AB - The pressure towards innovation and creation of new model systems in regenerative medicine and cancer research has fostered the development of novel potential therapeutic applications. Kidney injuries provoke a high request of organ transplants making it the most demanding system in the field of regenerative medicine. Furthermore, renal cancer frequently threaten patients' life and aggressive forms still remain difficult to treat. Ethical issues related to the use of embryonic stem cells, has fueled research on adult, patient-specific pluripotent stem cells as a model for discovery and therapeutic development, but to date, normal and cancerous renal experimental models are lacking. Several research groups are focusing on the development of organoid cultures. Since organoids mimic the original tissue architecture in vitro, they represent an excellent model for tissue engineering studies and cancer therapy testing. We established normal and tumor renal cell carcinoma organoids previously maintained in a heterogeneous multi-clone stem cell-like enriching medium. Starting from adult normal kidney specimens, we were able to isolate and propagate organoid 3D-structures composed of both differentiated and undifferentiated cells while expressing nephron specific markers. Furthermore, we were capable to establish organoids derived from cancer tissues although with a success rate inferior to that of their normal counterpart. Cancer cultures displayed epithelial and mesenchymal phenotype while retaining tumor specific markers.
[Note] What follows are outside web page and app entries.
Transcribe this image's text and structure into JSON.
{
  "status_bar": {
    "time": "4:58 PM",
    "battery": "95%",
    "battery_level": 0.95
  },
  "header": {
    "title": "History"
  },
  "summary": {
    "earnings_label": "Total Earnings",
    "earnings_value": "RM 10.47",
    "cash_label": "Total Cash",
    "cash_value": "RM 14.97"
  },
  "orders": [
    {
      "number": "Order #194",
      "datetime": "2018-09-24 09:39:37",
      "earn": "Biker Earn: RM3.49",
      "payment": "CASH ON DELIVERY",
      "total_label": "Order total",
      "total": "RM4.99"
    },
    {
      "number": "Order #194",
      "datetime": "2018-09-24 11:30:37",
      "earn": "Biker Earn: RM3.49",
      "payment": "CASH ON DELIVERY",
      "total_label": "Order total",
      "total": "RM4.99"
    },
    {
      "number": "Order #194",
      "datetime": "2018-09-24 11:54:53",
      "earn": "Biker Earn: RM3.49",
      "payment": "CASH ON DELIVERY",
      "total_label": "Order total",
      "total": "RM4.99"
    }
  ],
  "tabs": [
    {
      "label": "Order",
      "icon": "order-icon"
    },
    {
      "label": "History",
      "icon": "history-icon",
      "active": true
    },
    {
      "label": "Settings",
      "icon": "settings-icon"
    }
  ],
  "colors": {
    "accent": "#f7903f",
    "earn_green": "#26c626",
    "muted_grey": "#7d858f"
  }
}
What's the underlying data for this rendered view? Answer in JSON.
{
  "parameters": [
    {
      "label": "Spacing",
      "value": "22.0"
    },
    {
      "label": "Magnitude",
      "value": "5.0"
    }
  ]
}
Of note, tumor organoids recapitulated neoplastic masses when orthotopically injected into immunocompromised mice. Our data suggest an innovative approach of long-term establishment of normal- and cancer-derived renal organoids obtained from cultures of fleshly dissociated adult tissues. Our results pave the way to organ replacement pioneering strategies as well as to new models for studying drug-induced nephrotoxicity and renal diseases. Along similar lines, deriving organoids from renal cancer patients opens unprecedented opportunities for generation of preclinical models aimed at improving therapeutic treatments.

U2 - 10.1038/s41419-019-1453-0

DO - 10.1038/s41419-019-1453-0

M3 - Article

VL - 10

SP - 201

JO - Cell Death and Disease

JF - Cell Death and Disease

SN - 2041-4889

IS - 3

ER -